ANNEA LOCKWOOD: Do you know that phasing in and out of concentrated attention which we give phenomena is protective of us anyway? It’s habituation, right? We habituated to that soundtrack very fast and we were interested in other things. It went into our bodies and we weren’t consciously hearing it. That allowed us to refocus our attention. If we had been trying to concentrate on our conversation with each other, the taste of the food, the background music, whether or not it was raining again outside—all of that simultaneously would have diffused our attention beyond the point of interest in a way.

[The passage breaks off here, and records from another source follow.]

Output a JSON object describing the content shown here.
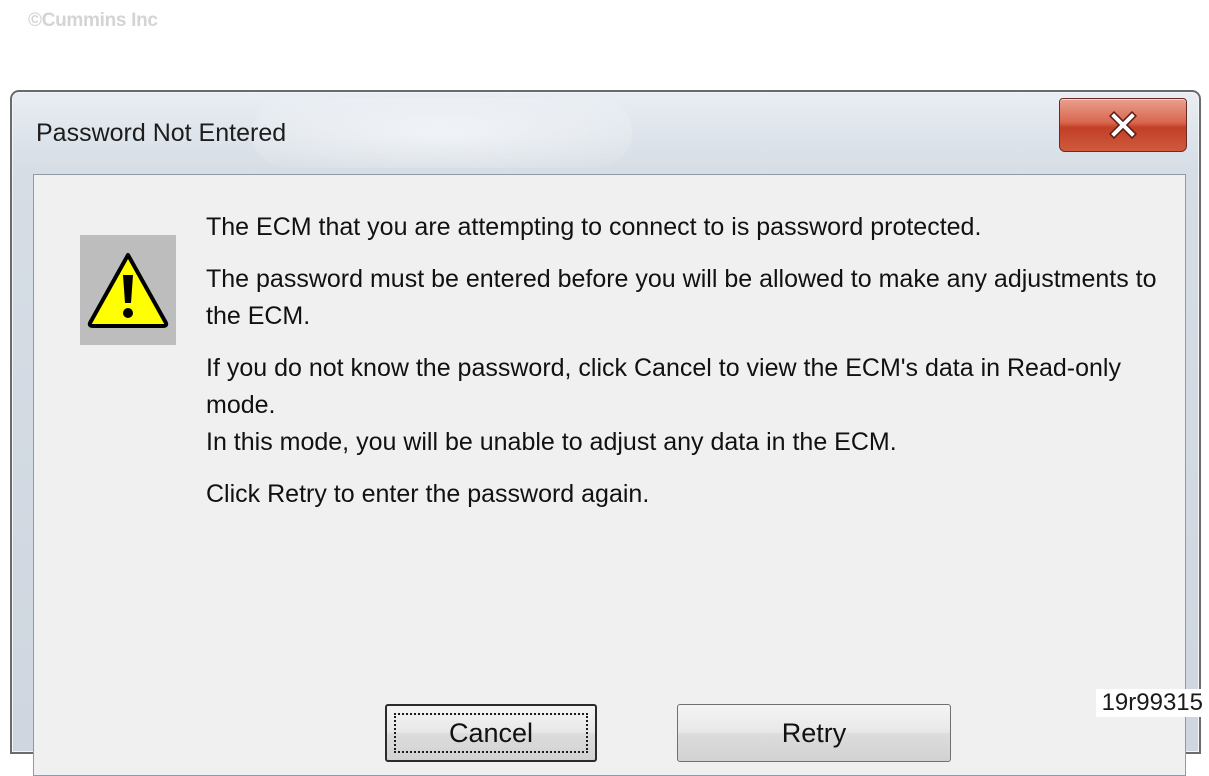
{
  "watermark": "©Cummins Inc",
  "figure_id": "19r99315",
  "dialog": {
    "title": "Password Not Entered",
    "close_icon": "close-x-icon",
    "alert_icon": "warning-icon",
    "messages": [
      "The ECM that you are attempting to connect to is password protected.",
      "The password must be entered before you will be allowed to make any adjustments to the ECM.",
      "If you do not know the password, click Cancel to view the ECM's data in Read-only mode.",
      "In this mode, you will be unable to adjust any data in the ECM.",
      "Click Retry to enter the password again."
    ],
    "buttons": {
      "cancel": "Cancel",
      "retry": "Retry"
    }
  },
  "colors": {
    "close_button": "#c9462c",
    "warning_fill": "#ffff00",
    "client_background": "#f0f0f0"
  }
}
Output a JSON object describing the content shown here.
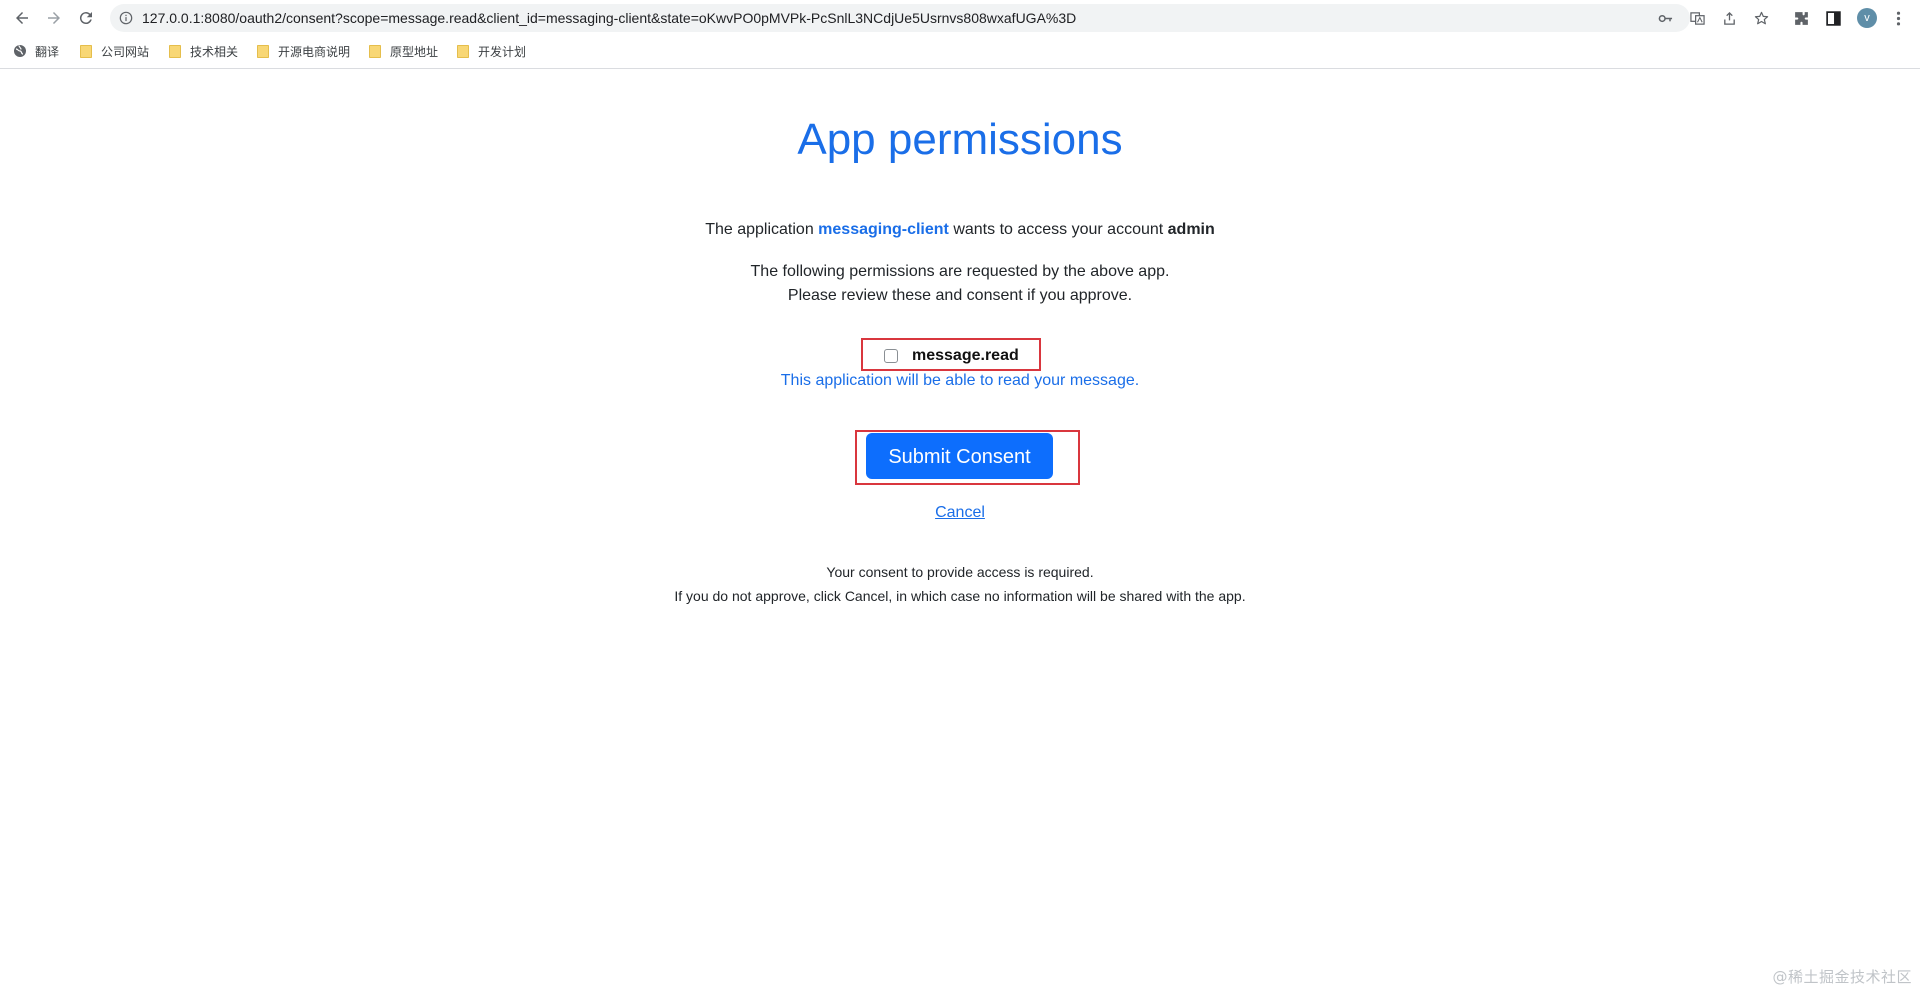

FRANK J. OTERI: Except zoning out sound can become a problem. You were just saying that you were listening to Brahms as background music. I think we as a society have gotten to this point where just about everything is background music. And to put on a piece of music in the office, it inevitably will be background music. And that’s why putting the Hudson River on yesterday was so powerful. Here is this thing, which on an old-fashioned 19th century level isn’t music at all. But it did what a giant orchestral piece was supposed to do, and maybe can no longer do for our ears because we’ve become numb to it. Has something gone wrong with the way that we listen as a society?
ANNEA LOCKWOOD: I think that we’re basically devaluing music. We’ve been doing it for so long we are no longer aware of the association between music and trance states for example, at least in the West. Most of us, unless we are practicing Sufis, are very rarely in a situation in which trance is associated with music. Most of us don’t even know that it ever has been. I think we’ve devalued music’s intimacy and connection to the body. What Pauline is doing is invaluable. She and others are pulling the body back into our awareness of sound. You can’t say that we’ve detached music from religion because may of us have not. People like myself have, though. I don’t practice any religion. I make no direct association between music and religion. I make every association in the world between what I hear and the way I experience the world, but not in terms of formal religion. But there is a process of increasing narrowness of concept, I think, as to what music is to us and what it can do for us. It’s a real paradox because simultaneously music is constantly playing in people’s lives.